#### [Task]
In your copy, leave out the pictures and repeat the entries below exactly.
*** Opening of Dataset excerpts ***
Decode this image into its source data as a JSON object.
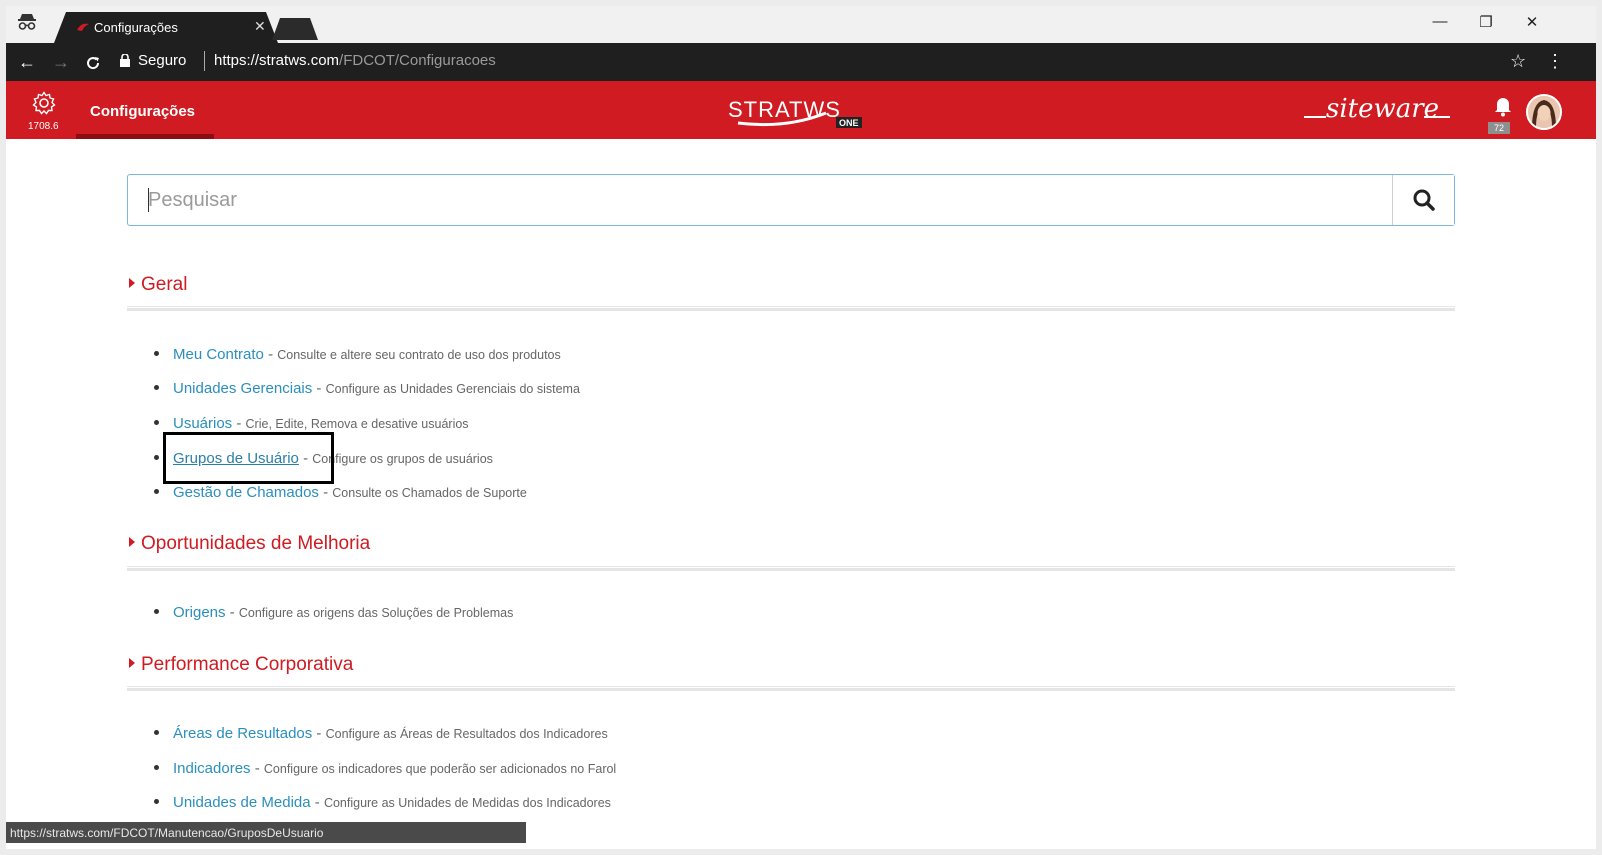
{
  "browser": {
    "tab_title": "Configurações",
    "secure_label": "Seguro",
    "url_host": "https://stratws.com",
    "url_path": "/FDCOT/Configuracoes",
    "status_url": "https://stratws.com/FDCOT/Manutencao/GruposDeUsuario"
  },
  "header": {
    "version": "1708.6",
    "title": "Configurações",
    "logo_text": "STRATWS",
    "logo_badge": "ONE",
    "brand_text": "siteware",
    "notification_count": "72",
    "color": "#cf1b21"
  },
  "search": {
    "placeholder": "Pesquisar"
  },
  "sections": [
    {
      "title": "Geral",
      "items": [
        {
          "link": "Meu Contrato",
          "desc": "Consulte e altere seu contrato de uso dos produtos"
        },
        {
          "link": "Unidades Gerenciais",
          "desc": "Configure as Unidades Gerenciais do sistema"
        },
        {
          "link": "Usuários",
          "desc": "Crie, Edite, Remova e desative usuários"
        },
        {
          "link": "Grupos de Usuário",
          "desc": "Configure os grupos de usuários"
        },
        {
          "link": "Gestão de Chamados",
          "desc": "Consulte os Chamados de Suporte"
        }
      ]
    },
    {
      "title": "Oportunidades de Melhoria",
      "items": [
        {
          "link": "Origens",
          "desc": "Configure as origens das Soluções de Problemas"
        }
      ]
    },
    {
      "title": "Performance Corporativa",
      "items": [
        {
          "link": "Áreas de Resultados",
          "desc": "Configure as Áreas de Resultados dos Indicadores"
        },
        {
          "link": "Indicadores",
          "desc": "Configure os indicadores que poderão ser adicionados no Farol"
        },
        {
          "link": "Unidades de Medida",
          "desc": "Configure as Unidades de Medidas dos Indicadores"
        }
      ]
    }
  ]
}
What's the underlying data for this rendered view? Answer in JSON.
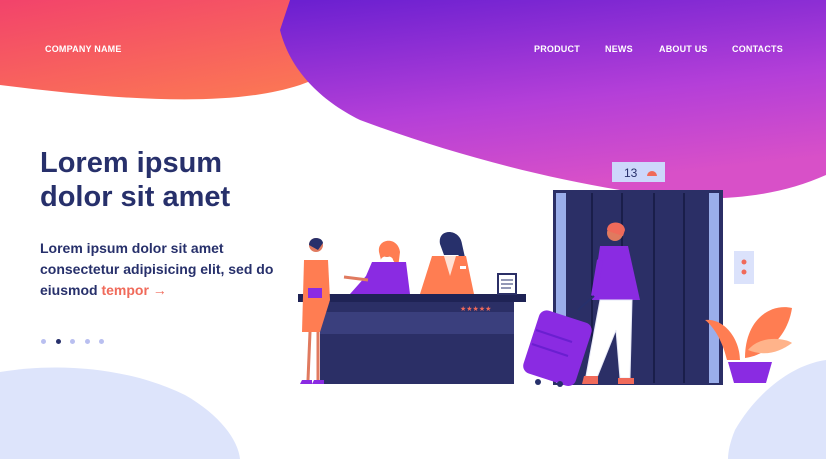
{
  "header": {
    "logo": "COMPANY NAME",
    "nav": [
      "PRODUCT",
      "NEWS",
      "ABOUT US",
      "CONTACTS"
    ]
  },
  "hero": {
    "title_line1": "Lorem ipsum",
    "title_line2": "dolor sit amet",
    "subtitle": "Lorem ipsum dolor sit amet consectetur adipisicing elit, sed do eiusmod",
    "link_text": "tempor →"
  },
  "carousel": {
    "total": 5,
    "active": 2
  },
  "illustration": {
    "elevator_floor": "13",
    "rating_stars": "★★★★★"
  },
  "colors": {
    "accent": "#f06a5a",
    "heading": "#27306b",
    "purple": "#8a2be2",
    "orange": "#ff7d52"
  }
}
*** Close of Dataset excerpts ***
#### [Solution for this problem]
Decode this image into its source data as a JSON object.
{
  "browser": {
    "tab_title": "Configurações",
    "secure_label": "Seguro",
    "url_host": "https://stratws.com",
    "url_path": "/FDCOT/Configuracoes",
    "status_url": "https://stratws.com/FDCOT/Manutencao/GruposDeUsuario"
  },
  "header": {
    "version": "1708.6",
    "title": "Configurações",
    "logo_text": "STRATWS",
    "logo_badge": "ONE",
    "brand_text": "siteware",
    "notification_count": "72",
    "color": "#cf1b21"
  },
  "search": {
    "placeholder": "Pesquisar"
  },
  "sections": [
    {
      "title": "Geral",
      "items": [
        {
          "link": "Meu Contrato",
          "desc": "Consulte e altere seu contrato de uso dos produtos"
        },
        {
          "link": "Unidades Gerenciais",
          "desc": "Configure as Unidades Gerenciais do sistema"
        },
        {
          "link": "Usuários",
          "desc": "Crie, Edite, Remova e desative usuários"
        },
        {
          "link": "Grupos de Usuário",
          "desc": "Configure os grupos de usuários"
        },
        {
          "link": "Gestão de Chamados",
          "desc": "Consulte os Chamados de Suporte"
        }
      ]
    },
    {
      "title": "Oportunidades de Melhoria",
      "items": [
        {
          "link": "Origens",
          "desc": "Configure as origens das Soluções de Problemas"
        }
      ]
    },
    {
      "title": "Performance Corporativa",
      "items": [
        {
          "link": "Áreas de Resultados",
          "desc": "Configure as Áreas de Resultados dos Indicadores"
        },
        {
          "link": "Indicadores",
          "desc": "Configure os indicadores que poderão ser adicionados no Farol"
        },
        {
          "link": "Unidades de Medida",
          "desc": "Configure as Unidades de Medidas dos Indicadores"
        }
      ]
    }
  ]
}
What's the underlying data for this rendered view? Answer in JSON.
{
  "header": {
    "logo": "COMPANY NAME",
    "nav": [
      "PRODUCT",
      "NEWS",
      "ABOUT US",
      "CONTACTS"
    ]
  },
  "hero": {
    "title_line1": "Lorem ipsum",
    "title_line2": "dolor sit amet",
    "subtitle": "Lorem ipsum dolor sit amet consectetur adipisicing elit, sed do eiusmod",
    "link_text": "tempor →"
  },
  "carousel": {
    "total": 5,
    "active": 2
  },
  "illustration": {
    "elevator_floor": "13",
    "rating_stars": "★★★★★"
  },
  "colors": {
    "accent": "#f06a5a",
    "heading": "#27306b",
    "purple": "#8a2be2",
    "orange": "#ff7d52"
  }
}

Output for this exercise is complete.